Lockdown has also generated a new dynamic within the business. “We launched a brainstorming session to refine the strategy for the coming years. The result: a new organisation after the move to our new building, financed by BNP Paribas Fortis. On the other hand, the widespread use of videoconferencing has created a new dynamic at the heart of the company. Previously, the Belgian team, who were gathered physically on site in Liège, were in a way privileged in meetings with their French, American or Swiss colleagues, present via videoconferencing. Now, everyone is on an equal footing because everyone is behind their screen by themselves. It’s one of the interesting aspects of lockdown that has created a global spirit in an international group.”
A relationship of trust

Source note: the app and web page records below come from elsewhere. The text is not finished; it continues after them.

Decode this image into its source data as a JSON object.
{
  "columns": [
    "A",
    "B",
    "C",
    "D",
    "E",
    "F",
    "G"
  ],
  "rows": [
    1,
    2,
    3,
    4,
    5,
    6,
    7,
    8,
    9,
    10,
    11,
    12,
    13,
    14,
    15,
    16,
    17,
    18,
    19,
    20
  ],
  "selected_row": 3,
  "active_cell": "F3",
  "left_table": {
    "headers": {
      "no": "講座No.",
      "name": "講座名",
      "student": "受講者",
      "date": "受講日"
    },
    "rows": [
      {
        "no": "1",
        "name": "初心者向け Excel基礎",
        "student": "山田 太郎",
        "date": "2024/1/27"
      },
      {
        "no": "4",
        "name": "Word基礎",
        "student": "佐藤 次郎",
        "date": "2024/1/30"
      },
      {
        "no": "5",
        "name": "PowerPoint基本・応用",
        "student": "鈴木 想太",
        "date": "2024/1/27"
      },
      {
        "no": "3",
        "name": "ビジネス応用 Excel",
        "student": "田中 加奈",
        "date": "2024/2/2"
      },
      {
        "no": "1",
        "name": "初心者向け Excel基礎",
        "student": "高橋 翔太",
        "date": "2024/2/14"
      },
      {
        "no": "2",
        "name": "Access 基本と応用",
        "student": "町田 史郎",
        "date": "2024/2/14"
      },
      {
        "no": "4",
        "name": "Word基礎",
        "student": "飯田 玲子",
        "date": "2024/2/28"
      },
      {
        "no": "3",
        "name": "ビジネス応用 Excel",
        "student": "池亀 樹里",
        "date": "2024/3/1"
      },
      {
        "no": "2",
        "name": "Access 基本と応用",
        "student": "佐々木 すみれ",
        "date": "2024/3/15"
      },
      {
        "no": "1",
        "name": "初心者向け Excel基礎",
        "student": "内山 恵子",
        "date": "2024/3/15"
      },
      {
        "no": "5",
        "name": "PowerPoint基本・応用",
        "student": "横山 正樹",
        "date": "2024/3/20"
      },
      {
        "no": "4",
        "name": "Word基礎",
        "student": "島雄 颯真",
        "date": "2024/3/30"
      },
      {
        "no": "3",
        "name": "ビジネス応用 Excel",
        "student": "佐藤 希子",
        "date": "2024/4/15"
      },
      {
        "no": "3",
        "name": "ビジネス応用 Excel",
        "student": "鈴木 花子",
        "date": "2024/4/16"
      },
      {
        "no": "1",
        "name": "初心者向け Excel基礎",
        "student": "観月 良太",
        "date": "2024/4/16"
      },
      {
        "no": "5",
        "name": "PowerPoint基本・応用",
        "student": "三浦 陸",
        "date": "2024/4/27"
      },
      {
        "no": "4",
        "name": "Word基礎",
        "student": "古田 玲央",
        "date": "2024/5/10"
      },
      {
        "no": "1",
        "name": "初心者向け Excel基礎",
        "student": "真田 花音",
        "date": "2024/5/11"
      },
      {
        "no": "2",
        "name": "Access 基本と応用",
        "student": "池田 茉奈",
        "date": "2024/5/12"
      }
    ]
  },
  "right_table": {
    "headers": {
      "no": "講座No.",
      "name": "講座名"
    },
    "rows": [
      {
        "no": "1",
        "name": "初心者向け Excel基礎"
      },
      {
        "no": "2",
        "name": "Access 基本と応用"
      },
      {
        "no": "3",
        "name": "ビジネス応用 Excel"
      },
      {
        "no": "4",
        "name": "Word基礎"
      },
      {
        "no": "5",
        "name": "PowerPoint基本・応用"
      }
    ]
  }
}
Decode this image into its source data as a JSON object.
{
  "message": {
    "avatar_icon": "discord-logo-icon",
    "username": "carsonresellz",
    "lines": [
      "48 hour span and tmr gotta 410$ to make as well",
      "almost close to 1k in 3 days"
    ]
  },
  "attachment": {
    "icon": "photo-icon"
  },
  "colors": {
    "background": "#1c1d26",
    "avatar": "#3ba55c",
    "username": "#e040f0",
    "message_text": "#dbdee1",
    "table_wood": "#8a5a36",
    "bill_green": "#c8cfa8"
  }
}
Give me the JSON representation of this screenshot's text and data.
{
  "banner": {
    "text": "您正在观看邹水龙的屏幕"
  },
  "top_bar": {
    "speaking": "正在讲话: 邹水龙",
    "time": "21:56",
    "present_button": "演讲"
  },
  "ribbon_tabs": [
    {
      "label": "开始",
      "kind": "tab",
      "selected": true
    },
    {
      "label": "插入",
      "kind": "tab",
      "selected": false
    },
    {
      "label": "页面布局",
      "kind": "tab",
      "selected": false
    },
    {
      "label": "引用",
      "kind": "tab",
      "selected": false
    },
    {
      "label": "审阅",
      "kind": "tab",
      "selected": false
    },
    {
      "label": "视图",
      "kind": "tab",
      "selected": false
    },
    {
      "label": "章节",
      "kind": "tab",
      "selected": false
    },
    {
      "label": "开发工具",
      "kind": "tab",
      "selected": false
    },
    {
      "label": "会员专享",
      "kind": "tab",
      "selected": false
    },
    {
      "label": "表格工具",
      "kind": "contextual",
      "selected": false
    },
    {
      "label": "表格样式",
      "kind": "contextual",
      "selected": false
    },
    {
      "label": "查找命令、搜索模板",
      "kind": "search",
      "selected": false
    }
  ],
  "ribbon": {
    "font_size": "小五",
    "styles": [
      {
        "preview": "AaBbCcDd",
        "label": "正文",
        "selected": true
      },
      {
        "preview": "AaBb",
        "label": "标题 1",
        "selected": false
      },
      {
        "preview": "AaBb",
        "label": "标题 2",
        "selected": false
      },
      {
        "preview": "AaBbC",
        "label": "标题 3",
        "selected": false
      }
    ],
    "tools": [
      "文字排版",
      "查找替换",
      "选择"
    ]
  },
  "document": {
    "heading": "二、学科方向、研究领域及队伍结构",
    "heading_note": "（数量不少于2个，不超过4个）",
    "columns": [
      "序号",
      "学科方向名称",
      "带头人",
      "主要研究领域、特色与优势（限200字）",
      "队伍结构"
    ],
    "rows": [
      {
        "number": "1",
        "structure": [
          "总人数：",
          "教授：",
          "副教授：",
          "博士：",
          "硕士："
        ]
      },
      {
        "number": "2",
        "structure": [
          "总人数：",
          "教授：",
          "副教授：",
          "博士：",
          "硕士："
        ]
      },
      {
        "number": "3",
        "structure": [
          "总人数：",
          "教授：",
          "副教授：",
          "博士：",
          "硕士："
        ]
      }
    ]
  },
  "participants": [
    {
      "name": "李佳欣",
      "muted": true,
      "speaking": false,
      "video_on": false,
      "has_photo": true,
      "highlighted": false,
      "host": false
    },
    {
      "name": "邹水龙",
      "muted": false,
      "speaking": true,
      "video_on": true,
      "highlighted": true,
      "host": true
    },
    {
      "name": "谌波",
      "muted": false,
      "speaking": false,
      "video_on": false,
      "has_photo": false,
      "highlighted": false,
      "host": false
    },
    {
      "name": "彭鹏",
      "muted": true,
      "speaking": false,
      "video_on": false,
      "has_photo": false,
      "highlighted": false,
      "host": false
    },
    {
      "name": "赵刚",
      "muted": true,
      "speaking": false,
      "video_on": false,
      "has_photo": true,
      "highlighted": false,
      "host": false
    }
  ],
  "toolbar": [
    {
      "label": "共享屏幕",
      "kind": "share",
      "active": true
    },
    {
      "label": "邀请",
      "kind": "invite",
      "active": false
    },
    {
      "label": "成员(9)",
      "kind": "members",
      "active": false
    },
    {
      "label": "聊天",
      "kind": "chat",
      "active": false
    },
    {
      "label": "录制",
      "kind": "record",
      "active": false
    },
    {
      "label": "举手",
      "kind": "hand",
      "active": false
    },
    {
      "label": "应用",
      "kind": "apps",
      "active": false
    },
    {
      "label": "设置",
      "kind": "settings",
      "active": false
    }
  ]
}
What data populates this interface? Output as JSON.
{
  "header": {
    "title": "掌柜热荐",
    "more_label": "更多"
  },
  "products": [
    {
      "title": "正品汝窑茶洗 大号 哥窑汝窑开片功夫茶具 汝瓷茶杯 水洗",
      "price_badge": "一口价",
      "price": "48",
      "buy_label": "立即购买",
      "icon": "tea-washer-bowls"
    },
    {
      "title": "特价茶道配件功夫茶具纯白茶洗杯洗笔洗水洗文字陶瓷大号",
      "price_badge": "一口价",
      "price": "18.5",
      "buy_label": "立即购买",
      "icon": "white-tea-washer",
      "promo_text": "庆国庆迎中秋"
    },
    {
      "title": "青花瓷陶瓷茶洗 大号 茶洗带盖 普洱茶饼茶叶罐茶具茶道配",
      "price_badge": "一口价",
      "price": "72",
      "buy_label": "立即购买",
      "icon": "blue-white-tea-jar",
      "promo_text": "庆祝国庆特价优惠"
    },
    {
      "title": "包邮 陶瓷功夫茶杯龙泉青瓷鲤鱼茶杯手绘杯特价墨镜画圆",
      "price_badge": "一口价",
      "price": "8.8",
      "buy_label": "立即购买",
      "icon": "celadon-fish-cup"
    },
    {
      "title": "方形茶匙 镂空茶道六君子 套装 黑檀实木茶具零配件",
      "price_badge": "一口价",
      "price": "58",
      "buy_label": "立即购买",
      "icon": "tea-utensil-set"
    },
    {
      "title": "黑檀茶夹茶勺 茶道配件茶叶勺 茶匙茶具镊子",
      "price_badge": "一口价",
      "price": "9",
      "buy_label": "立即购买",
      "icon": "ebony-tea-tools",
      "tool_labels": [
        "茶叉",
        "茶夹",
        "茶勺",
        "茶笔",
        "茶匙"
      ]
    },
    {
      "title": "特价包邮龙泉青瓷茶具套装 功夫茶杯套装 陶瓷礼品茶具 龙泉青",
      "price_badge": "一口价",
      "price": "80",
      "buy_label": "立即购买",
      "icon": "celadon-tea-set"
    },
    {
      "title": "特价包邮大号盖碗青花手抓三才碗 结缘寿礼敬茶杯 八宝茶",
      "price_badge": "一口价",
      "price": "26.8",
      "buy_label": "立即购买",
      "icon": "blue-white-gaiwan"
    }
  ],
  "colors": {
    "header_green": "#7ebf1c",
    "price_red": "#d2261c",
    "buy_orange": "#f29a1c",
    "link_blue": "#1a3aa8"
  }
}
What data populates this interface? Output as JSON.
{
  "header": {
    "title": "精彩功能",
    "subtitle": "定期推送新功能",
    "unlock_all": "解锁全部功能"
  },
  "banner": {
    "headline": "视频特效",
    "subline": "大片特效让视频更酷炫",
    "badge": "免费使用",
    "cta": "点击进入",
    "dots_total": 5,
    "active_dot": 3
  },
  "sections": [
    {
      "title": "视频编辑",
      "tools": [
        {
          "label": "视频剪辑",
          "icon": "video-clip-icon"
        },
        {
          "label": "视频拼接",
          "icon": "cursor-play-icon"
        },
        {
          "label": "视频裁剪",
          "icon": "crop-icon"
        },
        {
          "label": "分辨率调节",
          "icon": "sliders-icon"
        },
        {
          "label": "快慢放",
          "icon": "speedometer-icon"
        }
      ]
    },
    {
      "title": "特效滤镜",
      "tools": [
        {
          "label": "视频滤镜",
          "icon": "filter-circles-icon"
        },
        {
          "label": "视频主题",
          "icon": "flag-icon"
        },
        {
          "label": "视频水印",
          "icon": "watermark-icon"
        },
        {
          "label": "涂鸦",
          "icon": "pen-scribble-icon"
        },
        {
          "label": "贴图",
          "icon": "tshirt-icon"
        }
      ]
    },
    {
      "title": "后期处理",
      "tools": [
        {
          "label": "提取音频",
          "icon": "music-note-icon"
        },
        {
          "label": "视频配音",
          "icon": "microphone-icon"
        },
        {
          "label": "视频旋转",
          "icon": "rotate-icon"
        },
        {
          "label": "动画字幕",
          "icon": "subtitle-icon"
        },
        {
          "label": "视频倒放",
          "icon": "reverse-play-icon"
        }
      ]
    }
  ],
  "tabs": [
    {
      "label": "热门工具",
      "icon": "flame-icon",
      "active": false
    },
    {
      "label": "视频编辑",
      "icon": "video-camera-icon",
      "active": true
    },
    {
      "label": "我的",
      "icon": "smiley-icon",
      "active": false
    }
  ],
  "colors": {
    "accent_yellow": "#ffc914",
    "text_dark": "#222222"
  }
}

“BNP Paribas Fortis has been by our side since the beginning, 21 years ago,” recalls Mr Kupisiewicz. “First via the local branch in Sart-Tilman and now, for seven years, via Corporate Banking. Given Lasea’s developments, enlargement to several banks was necessary, but BNP Paribas Fortis remains the primary bank. I place huge importance on personal relationships and a climate of trust. Be it the branch manager or staff at Corporate, our relationship managers know our activities and our products. It’s important: they understand the issues we face and as a result they know our financial needs.”
“Since the beginning of the crisis, the bank has asked if we need support to develop this project of decontaminating masks. We have been able to implement these solutions by redeploying our teams and we have not needed a large injection of capital. We have, on the other hand, welcomed the moratorium on repayment of capital on all our investment credits.”